Parents should be their children’s advocates, and one mom in China ignored the detractors and never stopped supporting her son’s ambitions. It’s all come to fruition at Harvard University, where Ding Ding, born with a disability, is now enrolled in graduate school. Becoming a lawyer was the last thing most expected of him, but his mother always knew he could do it.

According to the South China Morning Post, Ding Ding was born with cerebral palsy. His mother, Zou Hongyan, still had high hopes for her newborn son. But the doctors, and even her husband, felt resigned to accepting that Ding Ding couldn’t thrive with his disability. So she got a divorce and kept pushing her son toward success.

The first few years were difficult, to be sure. According to the Mayo Clinic, “…cerebral palsy causes impaired movement associated with abnormal reflexes, floppiness or rigidity of the limbs and trunk, abnormal posture, involuntary movements, unsteady walking, or some combination of these.” Ding Ding didn’t start walking until he was three years old, according to People’s Daily Online.

Zou told the South China Morning Post that she didn’t accept her son not being able to use chopsticks. She worked with him until he got the hang of it, so he wouldn’t be embarrassed in social situations.

“Because he had inferior abilities in many areas, I was quite strict on him to work hard to catch up where he had difficulties,” she said.

Intellectually, Ding Ding was certainly keeping up. His mother had him busy learning characters and doing puzzles from age 2. He continued his pursuit of excellence, graduating from Peking University with a Bachelor of Science in Environmental Science and Engineering in 2011 and continuing on to earn a J.D. from Peking University School of Transnational Law in 2015. Now, he’s part of the Master of Laws program at Harvard University.
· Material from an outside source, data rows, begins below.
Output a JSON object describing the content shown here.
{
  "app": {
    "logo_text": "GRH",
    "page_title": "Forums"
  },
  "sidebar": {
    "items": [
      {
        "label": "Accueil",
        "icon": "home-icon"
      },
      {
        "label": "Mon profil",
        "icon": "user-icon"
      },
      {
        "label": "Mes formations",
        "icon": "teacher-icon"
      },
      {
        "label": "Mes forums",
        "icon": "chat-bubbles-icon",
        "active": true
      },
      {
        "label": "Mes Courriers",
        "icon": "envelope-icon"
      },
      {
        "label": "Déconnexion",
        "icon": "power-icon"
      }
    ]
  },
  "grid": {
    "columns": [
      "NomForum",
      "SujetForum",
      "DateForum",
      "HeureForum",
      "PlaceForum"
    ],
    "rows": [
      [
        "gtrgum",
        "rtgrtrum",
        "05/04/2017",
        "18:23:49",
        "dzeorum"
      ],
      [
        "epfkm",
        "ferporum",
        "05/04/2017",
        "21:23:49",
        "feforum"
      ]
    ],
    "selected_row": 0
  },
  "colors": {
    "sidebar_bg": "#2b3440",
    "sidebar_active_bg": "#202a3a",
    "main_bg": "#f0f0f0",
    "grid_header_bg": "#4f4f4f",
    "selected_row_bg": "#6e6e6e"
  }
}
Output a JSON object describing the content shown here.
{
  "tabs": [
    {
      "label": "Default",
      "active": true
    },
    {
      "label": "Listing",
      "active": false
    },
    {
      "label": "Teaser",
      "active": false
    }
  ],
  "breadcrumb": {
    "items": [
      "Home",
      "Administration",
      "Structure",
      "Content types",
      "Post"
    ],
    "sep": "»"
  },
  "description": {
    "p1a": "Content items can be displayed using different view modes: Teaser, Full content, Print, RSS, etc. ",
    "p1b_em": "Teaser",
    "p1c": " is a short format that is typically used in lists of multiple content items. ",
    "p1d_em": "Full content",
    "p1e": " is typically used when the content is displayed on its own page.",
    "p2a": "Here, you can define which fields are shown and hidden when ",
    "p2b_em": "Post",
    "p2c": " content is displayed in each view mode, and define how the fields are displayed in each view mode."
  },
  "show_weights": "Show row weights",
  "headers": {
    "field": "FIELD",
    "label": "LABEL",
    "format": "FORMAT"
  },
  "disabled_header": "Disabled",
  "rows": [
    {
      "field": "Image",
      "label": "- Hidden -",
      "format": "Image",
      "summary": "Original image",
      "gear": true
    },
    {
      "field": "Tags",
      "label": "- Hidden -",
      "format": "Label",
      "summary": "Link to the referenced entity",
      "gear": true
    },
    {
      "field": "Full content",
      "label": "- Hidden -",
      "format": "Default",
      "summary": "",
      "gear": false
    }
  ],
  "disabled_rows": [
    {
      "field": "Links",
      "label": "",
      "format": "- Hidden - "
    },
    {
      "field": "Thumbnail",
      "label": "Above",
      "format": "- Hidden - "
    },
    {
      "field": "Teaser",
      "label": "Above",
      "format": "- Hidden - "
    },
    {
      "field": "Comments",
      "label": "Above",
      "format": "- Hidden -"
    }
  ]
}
Ding Ding plans to eventually return to China, to work as a lawyer and perhaps, eventually, a professor.

Ding Ding told People’s Daily Online that his mom showed him what was possible. “I never imagined applying to Harvard—it was my mother who encouraged me,” he said.

[h/t South China Morning Post]